Data to process →
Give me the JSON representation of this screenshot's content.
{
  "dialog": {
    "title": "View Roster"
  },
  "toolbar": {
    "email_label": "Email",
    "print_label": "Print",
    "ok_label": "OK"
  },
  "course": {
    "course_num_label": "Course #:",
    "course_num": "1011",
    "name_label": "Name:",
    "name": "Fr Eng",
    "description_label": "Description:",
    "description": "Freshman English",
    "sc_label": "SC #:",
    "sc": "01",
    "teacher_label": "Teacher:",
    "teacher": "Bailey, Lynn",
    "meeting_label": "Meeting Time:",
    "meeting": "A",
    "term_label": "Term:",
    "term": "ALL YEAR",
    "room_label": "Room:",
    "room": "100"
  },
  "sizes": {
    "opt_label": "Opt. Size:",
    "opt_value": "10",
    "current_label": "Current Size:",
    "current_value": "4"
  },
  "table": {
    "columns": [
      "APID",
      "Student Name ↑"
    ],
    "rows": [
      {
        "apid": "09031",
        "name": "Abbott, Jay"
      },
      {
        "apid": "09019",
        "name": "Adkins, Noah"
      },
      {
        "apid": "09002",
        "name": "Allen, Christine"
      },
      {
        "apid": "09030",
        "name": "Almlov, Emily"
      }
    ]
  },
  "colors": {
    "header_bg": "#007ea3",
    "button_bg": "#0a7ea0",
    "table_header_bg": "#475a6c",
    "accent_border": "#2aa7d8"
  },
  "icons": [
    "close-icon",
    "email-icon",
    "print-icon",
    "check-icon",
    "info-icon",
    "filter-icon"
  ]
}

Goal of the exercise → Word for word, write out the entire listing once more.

Expected answer →
Give me the JSON representation of this screenshot's content.
{
  "dialog": {
    "title": "View Roster"
  },
  "toolbar": {
    "email_label": "Email",
    "print_label": "Print",
    "ok_label": "OK"
  },
  "course": {
    "course_num_label": "Course #:",
    "course_num": "1011",
    "name_label": "Name:",
    "name": "Fr Eng",
    "description_label": "Description:",
    "description": "Freshman English",
    "sc_label": "SC #:",
    "sc": "01",
    "teacher_label": "Teacher:",
    "teacher": "Bailey, Lynn",
    "meeting_label": "Meeting Time:",
    "meeting": "A",
    "term_label": "Term:",
    "term": "ALL YEAR",
    "room_label": "Room:",
    "room": "100"
  },
  "sizes": {
    "opt_label": "Opt. Size:",
    "opt_value": "10",
    "current_label": "Current Size:",
    "current_value": "4"
  },
  "table": {
    "columns": [
      "APID",
      "Student Name ↑"
    ],
    "rows": [
      {
        "apid": "09031",
        "name": "Abbott, Jay"
      },
      {
        "apid": "09019",
        "name": "Adkins, Noah"
      },
      {
        "apid": "09002",
        "name": "Allen, Christine"
      },
      {
        "apid": "09030",
        "name": "Almlov, Emily"
      }
    ]
  },
  "colors": {
    "header_bg": "#007ea3",
    "button_bg": "#0a7ea0",
    "table_header_bg": "#475a6c",
    "accent_border": "#2aa7d8"
  },
  "icons": [
    "close-icon",
    "email-icon",
    "print-icon",
    "check-icon",
    "info-icon",
    "filter-icon"
  ]
}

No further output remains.